▼

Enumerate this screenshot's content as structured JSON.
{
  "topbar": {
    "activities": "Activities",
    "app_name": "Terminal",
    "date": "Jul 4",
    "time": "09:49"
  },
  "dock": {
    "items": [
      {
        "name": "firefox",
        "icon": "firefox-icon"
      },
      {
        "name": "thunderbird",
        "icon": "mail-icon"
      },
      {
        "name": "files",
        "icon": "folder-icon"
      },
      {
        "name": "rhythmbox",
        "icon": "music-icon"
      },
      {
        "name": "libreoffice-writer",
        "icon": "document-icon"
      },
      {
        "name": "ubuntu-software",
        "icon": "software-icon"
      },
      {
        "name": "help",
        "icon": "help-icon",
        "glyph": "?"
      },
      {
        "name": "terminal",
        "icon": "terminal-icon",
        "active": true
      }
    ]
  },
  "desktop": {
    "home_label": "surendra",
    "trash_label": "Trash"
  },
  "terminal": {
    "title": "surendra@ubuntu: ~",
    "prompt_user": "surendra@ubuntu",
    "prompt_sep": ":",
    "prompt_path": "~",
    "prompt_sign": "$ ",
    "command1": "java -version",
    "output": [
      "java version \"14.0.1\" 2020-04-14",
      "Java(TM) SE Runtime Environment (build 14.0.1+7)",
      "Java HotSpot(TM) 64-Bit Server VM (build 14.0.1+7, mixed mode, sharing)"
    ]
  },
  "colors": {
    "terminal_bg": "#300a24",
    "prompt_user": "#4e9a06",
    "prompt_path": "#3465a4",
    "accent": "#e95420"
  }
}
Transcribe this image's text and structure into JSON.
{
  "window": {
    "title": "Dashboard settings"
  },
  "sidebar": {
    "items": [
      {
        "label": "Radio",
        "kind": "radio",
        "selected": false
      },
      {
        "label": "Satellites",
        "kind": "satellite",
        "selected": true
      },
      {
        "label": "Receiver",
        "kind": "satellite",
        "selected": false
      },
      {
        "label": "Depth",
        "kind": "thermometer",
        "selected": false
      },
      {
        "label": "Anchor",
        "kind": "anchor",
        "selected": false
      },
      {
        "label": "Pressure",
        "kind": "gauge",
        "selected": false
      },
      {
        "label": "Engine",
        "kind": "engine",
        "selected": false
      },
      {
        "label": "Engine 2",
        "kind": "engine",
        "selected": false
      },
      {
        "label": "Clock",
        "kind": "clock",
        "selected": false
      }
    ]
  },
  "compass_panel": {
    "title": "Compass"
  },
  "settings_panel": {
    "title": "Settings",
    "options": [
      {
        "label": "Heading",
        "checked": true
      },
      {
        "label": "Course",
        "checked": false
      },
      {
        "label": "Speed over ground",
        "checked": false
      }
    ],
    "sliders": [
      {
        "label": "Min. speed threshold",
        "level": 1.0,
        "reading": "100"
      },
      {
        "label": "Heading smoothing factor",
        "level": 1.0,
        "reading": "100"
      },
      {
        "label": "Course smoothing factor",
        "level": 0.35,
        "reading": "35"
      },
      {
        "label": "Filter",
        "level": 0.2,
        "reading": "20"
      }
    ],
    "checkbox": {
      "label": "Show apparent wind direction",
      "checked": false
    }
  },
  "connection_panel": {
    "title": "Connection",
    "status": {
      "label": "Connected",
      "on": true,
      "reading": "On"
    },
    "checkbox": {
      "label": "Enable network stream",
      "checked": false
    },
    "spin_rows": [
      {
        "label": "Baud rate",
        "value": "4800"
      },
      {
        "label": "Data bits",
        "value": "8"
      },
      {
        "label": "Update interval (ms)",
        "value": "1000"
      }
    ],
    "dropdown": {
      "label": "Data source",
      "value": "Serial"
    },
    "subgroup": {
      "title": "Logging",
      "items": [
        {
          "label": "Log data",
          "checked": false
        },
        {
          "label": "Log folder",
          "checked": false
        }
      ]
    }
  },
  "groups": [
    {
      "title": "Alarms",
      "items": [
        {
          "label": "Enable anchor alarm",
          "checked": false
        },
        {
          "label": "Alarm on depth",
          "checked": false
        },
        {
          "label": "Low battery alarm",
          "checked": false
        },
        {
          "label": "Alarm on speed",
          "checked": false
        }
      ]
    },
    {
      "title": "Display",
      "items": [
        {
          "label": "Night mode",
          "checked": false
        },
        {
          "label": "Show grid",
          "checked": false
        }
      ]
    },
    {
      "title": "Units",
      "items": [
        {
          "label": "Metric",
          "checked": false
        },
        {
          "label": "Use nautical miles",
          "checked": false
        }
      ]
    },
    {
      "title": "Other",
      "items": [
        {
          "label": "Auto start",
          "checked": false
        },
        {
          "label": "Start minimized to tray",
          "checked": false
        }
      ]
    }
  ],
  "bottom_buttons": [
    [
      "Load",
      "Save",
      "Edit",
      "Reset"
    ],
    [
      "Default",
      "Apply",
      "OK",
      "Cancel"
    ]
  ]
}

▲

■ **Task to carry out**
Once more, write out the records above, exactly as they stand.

■ **Exercise result**
Enumerate this screenshot's content as structured JSON.
{
  "topbar": {
    "activities": "Activities",
    "app_name": "Terminal",
    "date": "Jul 4",
    "time": "09:49"
  },
  "dock": {
    "items": [
      {
        "name": "firefox",
        "icon": "firefox-icon"
      },
      {
        "name": "thunderbird",
        "icon": "mail-icon"
      },
      {
        "name": "files",
        "icon": "folder-icon"
      },
      {
        "name": "rhythmbox",
        "icon": "music-icon"
      },
      {
        "name": "libreoffice-writer",
        "icon": "document-icon"
      },
      {
        "name": "ubuntu-software",
        "icon": "software-icon"
      },
      {
        "name": "help",
        "icon": "help-icon",
        "glyph": "?"
      },
      {
        "name": "terminal",
        "icon": "terminal-icon",
        "active": true
      }
    ]
  },
  "desktop": {
    "home_label": "surendra",
    "trash_label": "Trash"
  },
  "terminal": {
    "title": "surendra@ubuntu: ~",
    "prompt_user": "surendra@ubuntu",
    "prompt_sep": ":",
    "prompt_path": "~",
    "prompt_sign": "$ ",
    "command1": "java -version",
    "output": [
      "java version \"14.0.1\" 2020-04-14",
      "Java(TM) SE Runtime Environment (build 14.0.1+7)",
      "Java HotSpot(TM) 64-Bit Server VM (build 14.0.1+7, mixed mode, sharing)"
    ]
  },
  "colors": {
    "terminal_bg": "#300a24",
    "prompt_user": "#4e9a06",
    "prompt_path": "#3465a4",
    "accent": "#e95420"
  }
}
Transcribe this image's text and structure into JSON.
{
  "window": {
    "title": "Dashboard settings"
  },
  "sidebar": {
    "items": [
      {
        "label": "Radio",
        "kind": "radio",
        "selected": false
      },
      {
        "label": "Satellites",
        "kind": "satellite",
        "selected": true
      },
      {
        "label": "Receiver",
        "kind": "satellite",
        "selected": false
      },
      {
        "label": "Depth",
        "kind": "thermometer",
        "selected": false
      },
      {
        "label": "Anchor",
        "kind": "anchor",
        "selected": false
      },
      {
        "label": "Pressure",
        "kind": "gauge",
        "selected": false
      },
      {
        "label": "Engine",
        "kind": "engine",
        "selected": false
      },
      {
        "label": "Engine 2",
        "kind": "engine",
        "selected": false
      },
      {
        "label": "Clock",
        "kind": "clock",
        "selected": false
      }
    ]
  },
  "compass_panel": {
    "title": "Compass"
  },
  "settings_panel": {
    "title": "Settings",
    "options": [
      {
        "label": "Heading",
        "checked": true
      },
      {
        "label": "Course",
        "checked": false
      },
      {
        "label": "Speed over ground",
        "checked": false
      }
    ],
    "sliders": [
      {
        "label": "Min. speed threshold",
        "level": 1.0,
        "reading": "100"
      },
      {
        "label": "Heading smoothing factor",
        "level": 1.0,
        "reading": "100"
      },
      {
        "label": "Course smoothing factor",
        "level": 0.35,
        "reading": "35"
      },
      {
        "label": "Filter",
        "level": 0.2,
        "reading": "20"
      }
    ],
    "checkbox": {
      "label": "Show apparent wind direction",
      "checked": false
    }
  },
  "connection_panel": {
    "title": "Connection",
    "status": {
      "label": "Connected",
      "on": true,
      "reading": "On"
    },
    "checkbox": {
      "label": "Enable network stream",
      "checked": false
    },
    "spin_rows": [
      {
        "label": "Baud rate",
        "value": "4800"
      },
      {
        "label": "Data bits",
        "value": "8"
      },
      {
        "label": "Update interval (ms)",
        "value": "1000"
      }
    ],
    "dropdown": {
      "label": "Data source",
      "value": "Serial"
    },
    "subgroup": {
      "title": "Logging",
      "items": [
        {
          "label": "Log data",
          "checked": false
        },
        {
          "label": "Log folder",
          "checked": false
        }
      ]
    }
  },
  "groups": [
    {
      "title": "Alarms",
      "items": [
        {
          "label": "Enable anchor alarm",
          "checked": false
        },
        {
          "label": "Alarm on depth",
          "checked": false
        },
        {
          "label": "Low battery alarm",
          "checked": false
        },
        {
          "label": "Alarm on speed",
          "checked": false
        }
      ]
    },
    {
      "title": "Display",
      "items": [
        {
          "label": "Night mode",
          "checked": false
        },
        {
          "label": "Show grid",
          "checked": false
        }
      ]
    },
    {
      "title": "Units",
      "items": [
        {
          "label": "Metric",
          "checked": false
        },
        {
          "label": "Use nautical miles",
          "checked": false
        }
      ]
    },
    {
      "title": "Other",
      "items": [
        {
          "label": "Auto start",
          "checked": false
        },
        {
          "label": "Start minimized to tray",
          "checked": false
        }
      ]
    }
  ],
  "bottom_buttons": [
    [
      "Load",
      "Save",
      "Edit",
      "Reset"
    ],
    [
      "Default",
      "Apply",
      "OK",
      "Cancel"
    ]
  ]
}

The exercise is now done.